Step 6: Make Sure You Have Permits and Licenses, and Are Up to Code
To operate successfully (and legally), your food truck needs to be properly insured and licensed before you launch. First, research mobile food restrictions and regulations for your local (city and county) and state governments.
Next, find out how much it costs and what it takes to apply for licenses and permits for the areas in which you’ll be operating (see New York City guidelines here and here, for example). Fees may vary depending on the locality and state, but according to the U.S. Chamber of Commerce Foundation, it can cost an average of nearly $30,000 in permits, licenses, and legal compliance to start and maintain a food truck for one year.
Finally, be prepared for health inspections by making sure your food truck is thoroughly cleaned, food is properly labeled and stored, equipment and evacuation safety measures are being observed, and that you have adequate ventilation and running water.
To get ahead of the process, you can create and regularly use your own digital checklist for self-inspection.
Step 7: Develop Your Menu
The most successful food trucks tend to have a unique take on food—often by serving a signature dish—and a passion for sharing it with others.
As your day-to-day goal should be to serve delicious and memorable food quickly, keep these four food truck menu elements in mind:
- Fast: You’ll lose customers to long lines if you can’t serve food promptly.
- Filling: Save the artful chef plates for your future restaurant; food truck menu items need to be substantial.
- Flavorful: Have you tested your menu out with others? Would you order it yourself? Let your menu evolve. If an item isn’t selling, replace it.
- Fairly priced: For the quality and amount of food you’re offering, what’s a fair price to charge? Assess your location, dishes, and competitors, and adjust your prices accordingly.
If your customers are not satisfied after standing in line and trying your food, they likely won’t return or tell their friends, either. Developing a unique menu is valuable, but make sure you have the budget and resources to pull it off consistently.
Step 8: Promote Your Launch
Whether in cities, suburbs, or rural areas, social media marketing can be a powerful tool for announcing your launch and building your food truck fanbase. Use platforms like Twitter, Facebook, and Instagram to promote your launch to your respective networks, and inform them about where you’ll be located. Use these platforms to post clear, attractive imagery of your dishes and featured menu items, and to plug any launch promotions.
At a time when roughly 70% of customers check out a restaurant online before deciding to eat there, it’s crucial to make sure they know who you are, where to find you, and what to expect.
The Bottom Line
The road to success in the food truck industry can be fraught with financial and logistical challenges. But as a sense of economic optimism pervades, it could be timely and beneficial to make your culinary break in a mobile operation—especially considering the flexibility, independence, and room for innovation it affords.

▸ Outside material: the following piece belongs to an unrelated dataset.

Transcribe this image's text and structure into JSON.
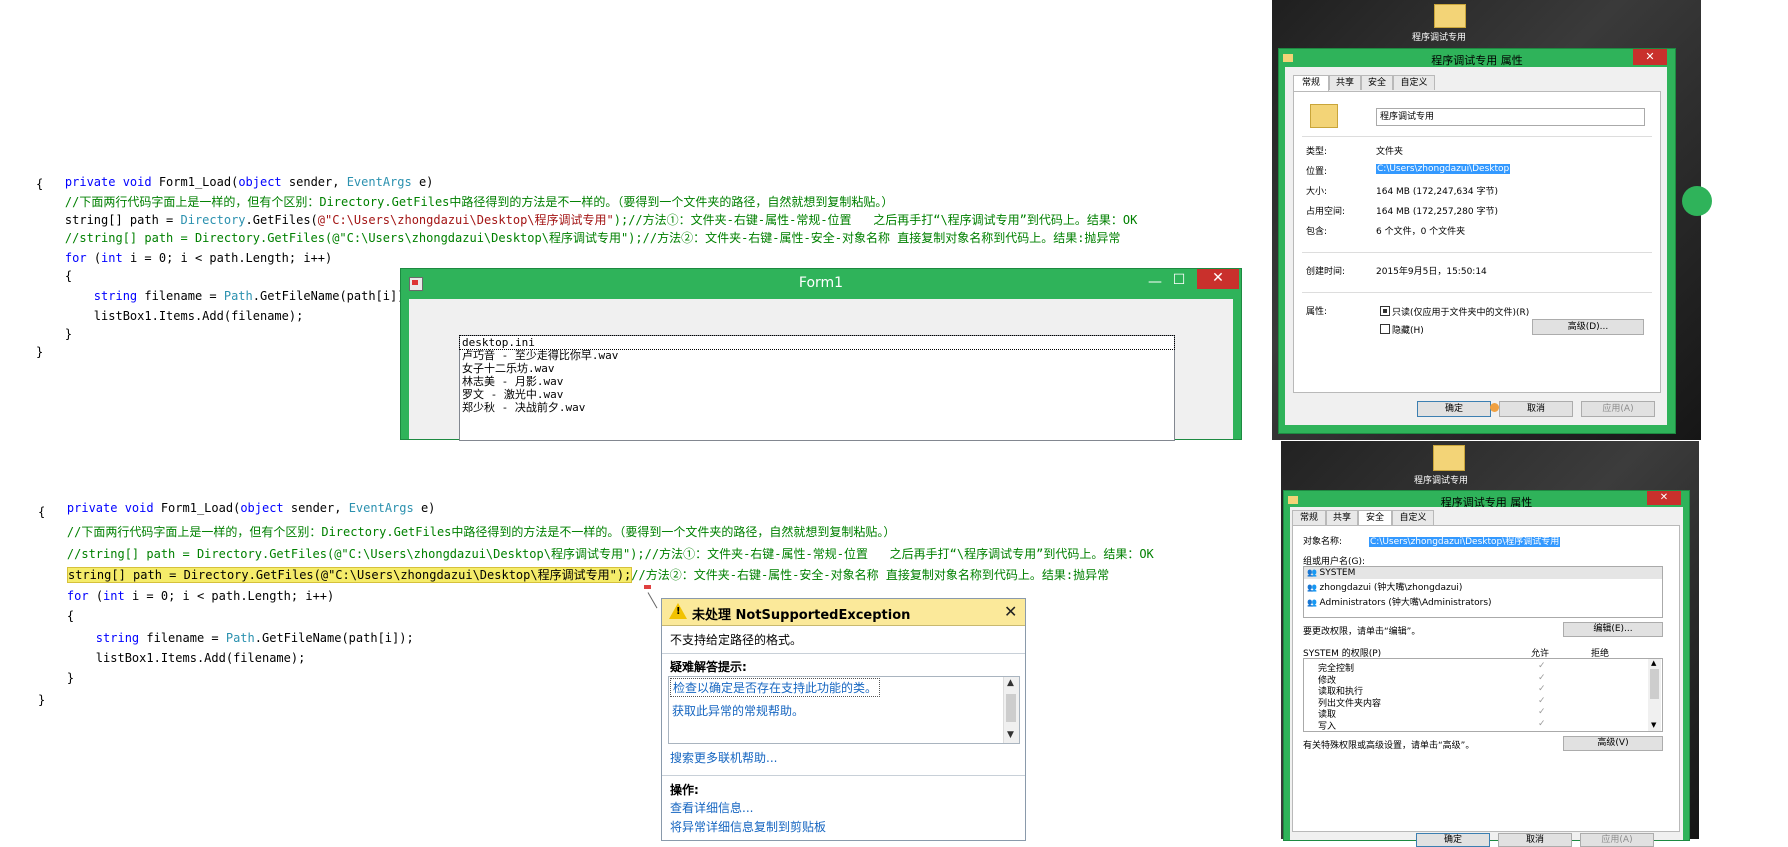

If you budget, plan, and prepare accordingly using the outlined steps above, you can launch a unique, memorable dining experience that will hopefully attract an array of customers and keep them lining up for more.